If you are designing an enclosure for a child's room, you may choose to incorporate models, toys or figurines even. For example if you have a toy helicopter with plastic army men, they may make a nice addition to a jungle habitat with anoles and tree frogs.

Another important aspect of designing a natural looking terrarium is plant selection. There are many types of household plants that are available through nurseries that are suitable for a terrarium. Be sure to keep a few things in mind when you select your plants. Choose plants that will not grow too large as they may overshadow other plants. Also use a variety of colors, heights, and leaf shapes in your terrarium as this will add aesthetic value. The plants you decide upon should also have similar care requirements such as lighting and watering. Most plants will have labels or tags on them that will inform you of their needs. Before you plant them in your terrarium, you should try different arrangements in the terrarium with them still in their pots. Also plants that get taller should be toward the back and/or sides, with smaller plants in front of them, as this will provide better viewing and a sense of depth to the terrarium. Once you have decided where you want them placed, you may remove them from their pot and plant them in their final position.

Depending on the plants you have chosen as well as the animals you want to keep, your terrarium can be illuminated with a fluorescent grow light made for plants. Most amphibians will do well at a normal room temperature in the range of 73-76. If additional heat is needed, use a heat pad on the side, back or bottom of the terrarium. If you have lizards that require basking light, you may use an appropriately sized incandescent light; of course this is all relative to the size of the terrarium.

Another option is to create a water feature. By using a suitable rock or piece of drift wood, you can section off a section of the terrarium that has no soil and only a thin layer of gravel that could serve as a water area. The divider may be silicone into place along the bottom of the tank and perhaps the side to prevent the soil from becoming too wet and to prevent soil from eroding into the water feature.

Here are some simple steps to follow for the basics of creating your natural looking terrarium:

1. Be sure the terrarium is free of dust and any other impurities. Wash and rinse with a mild vinegar. Be sure to rinse and dry well.

2. A thin layer of pebbles or small stones should be placed in the bottom of the terrarium approximately 1-2 inches deep. This will keep your soil from staying overly wet by allowing excess water to drain.

3. A thin layer of activated carbon can be placed on top of the gravel. This will aid in keeping water clean and removing dissolved organics.

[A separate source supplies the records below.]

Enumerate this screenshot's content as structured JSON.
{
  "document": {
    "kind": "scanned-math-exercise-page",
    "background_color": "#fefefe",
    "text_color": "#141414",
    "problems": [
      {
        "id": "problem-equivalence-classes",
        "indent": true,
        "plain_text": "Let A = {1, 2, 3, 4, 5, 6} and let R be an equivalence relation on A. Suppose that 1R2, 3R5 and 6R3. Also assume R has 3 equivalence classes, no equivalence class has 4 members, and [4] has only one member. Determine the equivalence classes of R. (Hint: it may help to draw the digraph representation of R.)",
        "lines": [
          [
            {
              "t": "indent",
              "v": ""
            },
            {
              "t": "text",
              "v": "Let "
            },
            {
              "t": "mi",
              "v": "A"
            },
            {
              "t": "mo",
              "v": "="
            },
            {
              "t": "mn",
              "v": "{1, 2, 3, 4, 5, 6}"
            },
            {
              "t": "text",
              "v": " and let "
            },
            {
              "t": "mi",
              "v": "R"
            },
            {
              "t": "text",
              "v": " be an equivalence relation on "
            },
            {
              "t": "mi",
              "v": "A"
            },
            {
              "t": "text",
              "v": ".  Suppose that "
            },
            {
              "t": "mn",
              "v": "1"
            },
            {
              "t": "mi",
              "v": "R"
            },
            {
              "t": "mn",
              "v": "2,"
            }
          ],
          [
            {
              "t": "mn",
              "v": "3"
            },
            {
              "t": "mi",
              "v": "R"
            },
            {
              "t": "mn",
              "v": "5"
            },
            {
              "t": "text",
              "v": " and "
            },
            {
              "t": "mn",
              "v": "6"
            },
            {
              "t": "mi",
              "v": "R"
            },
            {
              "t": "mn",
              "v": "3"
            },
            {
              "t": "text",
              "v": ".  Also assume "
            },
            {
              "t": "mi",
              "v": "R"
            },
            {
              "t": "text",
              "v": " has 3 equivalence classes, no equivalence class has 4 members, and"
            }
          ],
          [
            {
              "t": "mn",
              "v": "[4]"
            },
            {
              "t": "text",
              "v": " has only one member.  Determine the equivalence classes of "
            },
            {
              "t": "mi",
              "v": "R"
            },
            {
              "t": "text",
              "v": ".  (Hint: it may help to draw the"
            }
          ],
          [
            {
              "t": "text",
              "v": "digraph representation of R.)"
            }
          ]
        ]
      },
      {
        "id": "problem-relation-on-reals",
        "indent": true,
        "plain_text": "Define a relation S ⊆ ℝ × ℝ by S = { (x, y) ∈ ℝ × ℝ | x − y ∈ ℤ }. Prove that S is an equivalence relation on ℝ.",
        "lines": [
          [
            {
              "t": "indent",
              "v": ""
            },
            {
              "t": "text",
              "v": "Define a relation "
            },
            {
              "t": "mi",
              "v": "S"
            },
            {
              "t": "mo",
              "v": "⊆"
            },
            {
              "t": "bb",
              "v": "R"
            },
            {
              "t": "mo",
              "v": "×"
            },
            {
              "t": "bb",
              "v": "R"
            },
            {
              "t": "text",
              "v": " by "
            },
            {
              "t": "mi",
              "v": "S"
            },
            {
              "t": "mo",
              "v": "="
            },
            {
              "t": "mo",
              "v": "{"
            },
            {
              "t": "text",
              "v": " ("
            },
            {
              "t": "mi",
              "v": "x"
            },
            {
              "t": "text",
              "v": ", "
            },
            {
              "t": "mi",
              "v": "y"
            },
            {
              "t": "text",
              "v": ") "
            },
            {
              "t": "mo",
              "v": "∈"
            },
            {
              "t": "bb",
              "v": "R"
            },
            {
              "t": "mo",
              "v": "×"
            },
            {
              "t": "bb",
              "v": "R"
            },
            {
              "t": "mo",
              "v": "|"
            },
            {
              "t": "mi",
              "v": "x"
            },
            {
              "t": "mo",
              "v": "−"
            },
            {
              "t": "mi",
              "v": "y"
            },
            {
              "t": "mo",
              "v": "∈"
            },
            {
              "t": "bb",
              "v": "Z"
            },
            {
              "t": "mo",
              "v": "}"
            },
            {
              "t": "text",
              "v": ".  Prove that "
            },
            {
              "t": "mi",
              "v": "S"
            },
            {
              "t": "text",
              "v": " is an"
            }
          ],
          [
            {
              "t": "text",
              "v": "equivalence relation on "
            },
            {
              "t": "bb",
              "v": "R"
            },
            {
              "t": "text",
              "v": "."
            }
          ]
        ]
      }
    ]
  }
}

4. On top of the carbon, place a thin layer of filter floss, sphagnum or spanish moss about 1-2 inches think. This will prevent your soil from bleeding down and into the drainage gravel.

5. Place a thick layer of your potting soil on top. Be sure to use a soil that has no fertilizers in it, as this will contaminate any possible water feature. Fertilizers may also be dangerous to your herps, especially amphibians. As your terrarium ages, the plants will receive nutrients from the waste that the animal(s) produce.

6. Next you can plant your plants

7. After your plants have been placed in the soil, you can fill in the open spaces with driftwood, branches, rocks or any other decor you had in mind.